A writer using the name “Gojam” and writing on a site called The Needle appears to have a screenshot of headed paper in which Hemming and Austin are listed as “patrons”; from the visible heading and first line, the document is apparently a press release concerning the Hampstead accusations. I haven’t been able to verify the screenshot independently, but there’s no reason to doubt its authenticity and the two MPs are on the Association’s website as having been involved with the organisation’s launch. Gojam seems to have followed this up:

John Hemming MP withdrew as patron of The Association of McKenzie Friends on 22nd January 2015.

Despite trying I have been unable to reach Austin Mitchell MP to ascertain whether he is still a patron of this group

Of course, Hemming and Mitchell can’t be blamed for later erratic behaviour by someone whom they supported in good faith, and some past reports about McNeill’s campaigning in relation to family courts give no obvious cause for concern. However, some material on the Association’s website ought to have raised alarm bells, for example concerning Hollie Greig. The presence of a certain Terence Ewing as advisor ought to have been queried, too, for reasons that Gojam explains.

There was also a fiasco involving McNeill and Hemming in 2011, when Hemming was persuaded to support a woman named Vicky Haigh. Haigh had coached her 7-year-old daughter to make false allegations of sex abuse against her (the child’s) father as part of a custody dispute; an associate named Elizabeth Watson ended up being jailed for contempt of court for publicising the accusations despite a court order. Watson maintained that she had merely “investigated” the matter, and that the publication of her claims had been made without her permission by McNeill. Hemming, meanwhile, publicised Haigh’s case in the House of Commons, prompting a rebuke from John Mann MP:

“A gung-ho attitude to the breaching of court injunctions on the floor of the House is foolhardy and irresponsible,” he said.

Unity at Ministry of Truth has more about Haigh, Watson and Hemmings here and here.

If it is the case that Hemming and Mitchell have lost confidence in McNeill and the Association, they ought to say so publicly, rather than quietly backing away. Their past involvement has given McNeill a measure of credibility that she would not otherwise have enjoyed, while their public repudiation may help to dampen down the current vigilante atmosphere, which has seen protests at outside Hampstead church during which churchgoers have been subjected to vicious verbal abuse.
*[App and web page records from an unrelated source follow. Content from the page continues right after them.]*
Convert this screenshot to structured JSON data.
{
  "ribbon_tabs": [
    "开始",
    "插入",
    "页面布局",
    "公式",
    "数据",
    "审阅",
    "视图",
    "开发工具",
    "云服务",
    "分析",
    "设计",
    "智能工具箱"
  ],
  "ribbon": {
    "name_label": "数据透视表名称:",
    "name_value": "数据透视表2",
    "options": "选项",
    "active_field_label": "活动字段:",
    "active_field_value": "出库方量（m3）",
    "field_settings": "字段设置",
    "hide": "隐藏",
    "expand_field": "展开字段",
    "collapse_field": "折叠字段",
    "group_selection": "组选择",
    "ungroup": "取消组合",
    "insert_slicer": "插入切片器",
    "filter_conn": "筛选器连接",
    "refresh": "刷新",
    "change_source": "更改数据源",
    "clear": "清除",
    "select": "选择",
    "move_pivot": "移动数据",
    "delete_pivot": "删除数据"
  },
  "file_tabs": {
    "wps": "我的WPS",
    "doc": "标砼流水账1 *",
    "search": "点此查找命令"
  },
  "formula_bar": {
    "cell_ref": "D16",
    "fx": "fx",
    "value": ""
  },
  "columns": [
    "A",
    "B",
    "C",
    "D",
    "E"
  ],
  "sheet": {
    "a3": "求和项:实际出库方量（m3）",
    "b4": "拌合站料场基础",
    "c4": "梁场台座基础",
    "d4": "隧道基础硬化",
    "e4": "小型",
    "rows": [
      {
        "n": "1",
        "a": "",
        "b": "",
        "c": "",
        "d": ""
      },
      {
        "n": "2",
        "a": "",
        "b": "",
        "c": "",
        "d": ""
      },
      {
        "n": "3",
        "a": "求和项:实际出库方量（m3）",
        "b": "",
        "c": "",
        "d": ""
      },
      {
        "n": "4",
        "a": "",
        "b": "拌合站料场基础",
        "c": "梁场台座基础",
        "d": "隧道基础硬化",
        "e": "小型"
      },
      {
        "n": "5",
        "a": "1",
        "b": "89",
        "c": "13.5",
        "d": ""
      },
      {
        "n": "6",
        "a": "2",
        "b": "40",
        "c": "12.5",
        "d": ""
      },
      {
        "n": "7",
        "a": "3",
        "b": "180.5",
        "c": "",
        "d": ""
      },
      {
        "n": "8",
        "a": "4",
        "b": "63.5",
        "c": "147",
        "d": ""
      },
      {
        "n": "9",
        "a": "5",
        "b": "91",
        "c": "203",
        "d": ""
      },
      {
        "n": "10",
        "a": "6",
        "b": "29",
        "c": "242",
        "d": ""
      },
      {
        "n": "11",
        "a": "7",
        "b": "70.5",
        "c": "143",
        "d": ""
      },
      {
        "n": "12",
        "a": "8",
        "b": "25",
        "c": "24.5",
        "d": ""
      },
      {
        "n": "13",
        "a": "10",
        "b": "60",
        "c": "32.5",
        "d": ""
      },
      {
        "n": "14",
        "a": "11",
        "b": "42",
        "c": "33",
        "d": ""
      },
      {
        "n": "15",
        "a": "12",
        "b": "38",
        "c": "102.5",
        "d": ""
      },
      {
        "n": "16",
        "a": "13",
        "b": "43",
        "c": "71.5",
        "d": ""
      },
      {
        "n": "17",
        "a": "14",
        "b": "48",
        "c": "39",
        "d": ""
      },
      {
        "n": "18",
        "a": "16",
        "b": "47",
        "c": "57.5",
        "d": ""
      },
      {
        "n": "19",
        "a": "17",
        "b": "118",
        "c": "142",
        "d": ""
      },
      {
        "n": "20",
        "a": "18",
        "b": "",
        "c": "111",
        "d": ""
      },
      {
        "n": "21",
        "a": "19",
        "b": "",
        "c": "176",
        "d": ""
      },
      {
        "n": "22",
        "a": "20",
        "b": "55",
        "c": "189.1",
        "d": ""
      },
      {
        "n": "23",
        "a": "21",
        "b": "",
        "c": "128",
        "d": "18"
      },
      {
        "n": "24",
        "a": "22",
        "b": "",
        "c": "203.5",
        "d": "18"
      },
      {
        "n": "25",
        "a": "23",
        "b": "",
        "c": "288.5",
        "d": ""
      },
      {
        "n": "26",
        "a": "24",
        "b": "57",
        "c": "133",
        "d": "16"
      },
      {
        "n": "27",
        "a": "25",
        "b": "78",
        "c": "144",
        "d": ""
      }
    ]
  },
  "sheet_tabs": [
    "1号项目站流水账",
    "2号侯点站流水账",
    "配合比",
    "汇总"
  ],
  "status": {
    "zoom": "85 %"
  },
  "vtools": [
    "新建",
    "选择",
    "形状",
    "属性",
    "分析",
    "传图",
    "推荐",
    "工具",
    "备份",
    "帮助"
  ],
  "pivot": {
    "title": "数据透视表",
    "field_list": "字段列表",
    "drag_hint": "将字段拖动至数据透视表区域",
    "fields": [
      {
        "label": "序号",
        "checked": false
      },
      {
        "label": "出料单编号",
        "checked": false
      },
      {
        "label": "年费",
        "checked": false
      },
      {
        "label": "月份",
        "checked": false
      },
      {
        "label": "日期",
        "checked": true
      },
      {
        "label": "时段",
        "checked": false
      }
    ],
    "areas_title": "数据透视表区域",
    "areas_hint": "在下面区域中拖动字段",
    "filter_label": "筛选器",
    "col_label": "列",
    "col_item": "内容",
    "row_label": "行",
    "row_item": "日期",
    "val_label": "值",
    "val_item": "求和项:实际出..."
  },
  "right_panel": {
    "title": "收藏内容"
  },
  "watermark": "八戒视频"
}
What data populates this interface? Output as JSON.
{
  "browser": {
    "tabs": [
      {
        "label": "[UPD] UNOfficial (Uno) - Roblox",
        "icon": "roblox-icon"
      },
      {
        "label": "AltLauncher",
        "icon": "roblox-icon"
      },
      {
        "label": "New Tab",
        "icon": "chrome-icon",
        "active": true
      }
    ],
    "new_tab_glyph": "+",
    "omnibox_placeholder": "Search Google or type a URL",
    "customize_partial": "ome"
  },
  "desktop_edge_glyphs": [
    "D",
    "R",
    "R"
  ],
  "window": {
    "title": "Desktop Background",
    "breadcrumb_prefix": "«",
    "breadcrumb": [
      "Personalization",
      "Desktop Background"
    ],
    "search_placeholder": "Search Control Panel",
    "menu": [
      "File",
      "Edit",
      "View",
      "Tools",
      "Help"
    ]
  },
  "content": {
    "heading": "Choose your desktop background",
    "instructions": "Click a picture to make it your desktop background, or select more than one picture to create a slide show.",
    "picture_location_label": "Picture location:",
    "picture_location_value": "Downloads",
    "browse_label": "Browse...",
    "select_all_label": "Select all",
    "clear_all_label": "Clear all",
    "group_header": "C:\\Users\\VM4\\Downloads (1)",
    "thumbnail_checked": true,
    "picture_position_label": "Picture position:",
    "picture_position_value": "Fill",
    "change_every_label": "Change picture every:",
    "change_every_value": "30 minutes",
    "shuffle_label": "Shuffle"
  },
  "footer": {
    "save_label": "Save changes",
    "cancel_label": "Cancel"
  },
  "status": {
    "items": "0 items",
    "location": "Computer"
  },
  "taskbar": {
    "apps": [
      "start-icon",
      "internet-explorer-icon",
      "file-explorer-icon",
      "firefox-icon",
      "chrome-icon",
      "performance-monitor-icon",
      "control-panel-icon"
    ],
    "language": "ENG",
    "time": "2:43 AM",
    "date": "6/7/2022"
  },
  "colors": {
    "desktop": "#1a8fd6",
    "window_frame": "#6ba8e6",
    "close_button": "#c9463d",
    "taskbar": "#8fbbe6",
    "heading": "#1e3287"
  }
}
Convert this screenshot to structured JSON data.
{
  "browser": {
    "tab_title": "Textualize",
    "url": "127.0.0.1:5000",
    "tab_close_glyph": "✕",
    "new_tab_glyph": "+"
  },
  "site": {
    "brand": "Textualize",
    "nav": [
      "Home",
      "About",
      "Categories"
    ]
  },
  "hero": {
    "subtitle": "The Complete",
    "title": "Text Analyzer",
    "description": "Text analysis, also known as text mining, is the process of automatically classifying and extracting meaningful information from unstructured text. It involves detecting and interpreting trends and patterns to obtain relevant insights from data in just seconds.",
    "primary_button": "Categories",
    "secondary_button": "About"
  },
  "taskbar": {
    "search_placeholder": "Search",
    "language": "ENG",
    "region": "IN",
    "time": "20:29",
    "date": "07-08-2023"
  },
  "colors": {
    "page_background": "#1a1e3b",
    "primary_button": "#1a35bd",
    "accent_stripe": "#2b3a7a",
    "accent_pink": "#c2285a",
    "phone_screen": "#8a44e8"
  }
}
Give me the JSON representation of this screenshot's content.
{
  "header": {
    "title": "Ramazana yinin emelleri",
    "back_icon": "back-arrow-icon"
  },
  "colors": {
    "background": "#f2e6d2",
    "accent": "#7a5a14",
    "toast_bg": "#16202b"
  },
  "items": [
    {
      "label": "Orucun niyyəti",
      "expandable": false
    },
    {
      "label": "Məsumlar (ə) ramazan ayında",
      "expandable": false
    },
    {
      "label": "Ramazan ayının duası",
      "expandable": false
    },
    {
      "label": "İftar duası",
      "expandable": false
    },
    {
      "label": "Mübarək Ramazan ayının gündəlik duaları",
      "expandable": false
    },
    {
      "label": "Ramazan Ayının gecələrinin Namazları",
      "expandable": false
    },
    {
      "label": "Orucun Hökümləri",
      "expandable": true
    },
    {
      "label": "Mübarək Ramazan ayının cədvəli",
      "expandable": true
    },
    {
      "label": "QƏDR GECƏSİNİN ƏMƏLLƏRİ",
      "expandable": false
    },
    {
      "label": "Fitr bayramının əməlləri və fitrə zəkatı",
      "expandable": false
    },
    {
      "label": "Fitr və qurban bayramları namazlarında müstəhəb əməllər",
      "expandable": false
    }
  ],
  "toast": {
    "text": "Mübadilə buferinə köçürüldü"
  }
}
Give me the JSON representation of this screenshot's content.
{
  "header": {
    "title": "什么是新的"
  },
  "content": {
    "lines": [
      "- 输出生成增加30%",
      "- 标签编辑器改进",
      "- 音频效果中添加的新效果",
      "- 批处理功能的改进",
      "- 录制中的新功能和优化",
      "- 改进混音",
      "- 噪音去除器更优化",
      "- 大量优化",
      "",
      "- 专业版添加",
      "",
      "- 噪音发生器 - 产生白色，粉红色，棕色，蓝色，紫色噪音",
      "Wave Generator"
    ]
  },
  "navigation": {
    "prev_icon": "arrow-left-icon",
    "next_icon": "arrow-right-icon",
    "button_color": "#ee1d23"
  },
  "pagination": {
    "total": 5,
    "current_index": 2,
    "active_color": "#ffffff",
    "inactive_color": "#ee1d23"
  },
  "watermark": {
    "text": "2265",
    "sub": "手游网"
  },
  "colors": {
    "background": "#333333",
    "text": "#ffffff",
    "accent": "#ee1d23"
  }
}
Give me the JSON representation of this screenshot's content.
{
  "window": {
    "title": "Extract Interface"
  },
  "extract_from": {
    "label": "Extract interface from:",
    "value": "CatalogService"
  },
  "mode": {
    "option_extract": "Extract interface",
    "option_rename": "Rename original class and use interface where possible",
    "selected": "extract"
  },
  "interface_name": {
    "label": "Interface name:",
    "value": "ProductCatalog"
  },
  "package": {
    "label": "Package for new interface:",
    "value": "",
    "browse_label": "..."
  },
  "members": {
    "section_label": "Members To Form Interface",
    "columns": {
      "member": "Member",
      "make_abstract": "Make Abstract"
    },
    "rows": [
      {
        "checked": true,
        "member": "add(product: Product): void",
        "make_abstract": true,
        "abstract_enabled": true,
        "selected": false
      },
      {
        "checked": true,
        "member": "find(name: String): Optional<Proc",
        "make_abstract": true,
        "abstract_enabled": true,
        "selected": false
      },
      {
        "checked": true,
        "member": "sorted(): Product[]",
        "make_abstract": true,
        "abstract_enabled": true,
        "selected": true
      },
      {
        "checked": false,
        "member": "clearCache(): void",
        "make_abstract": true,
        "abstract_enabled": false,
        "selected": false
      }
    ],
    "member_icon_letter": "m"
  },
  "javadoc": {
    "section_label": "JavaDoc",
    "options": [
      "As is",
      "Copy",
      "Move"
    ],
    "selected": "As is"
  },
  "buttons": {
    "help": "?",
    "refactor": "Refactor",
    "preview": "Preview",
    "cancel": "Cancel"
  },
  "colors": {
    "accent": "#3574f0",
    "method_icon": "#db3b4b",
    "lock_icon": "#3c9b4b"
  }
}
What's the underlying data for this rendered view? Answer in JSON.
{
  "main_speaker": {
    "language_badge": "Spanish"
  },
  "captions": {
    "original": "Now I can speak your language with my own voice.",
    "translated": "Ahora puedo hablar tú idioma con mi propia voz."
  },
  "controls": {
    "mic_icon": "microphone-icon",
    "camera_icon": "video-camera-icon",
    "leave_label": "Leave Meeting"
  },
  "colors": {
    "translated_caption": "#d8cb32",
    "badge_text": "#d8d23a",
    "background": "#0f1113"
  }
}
Failure to act would raise the unfortunate suspicion that while the MPs were happy to lend their names to a cause that appeared worthy, they are less keen to follow through with a more difficult course of action that is now required.

Mackenzie

(Screenshot taken from The Needle, with annotation removed)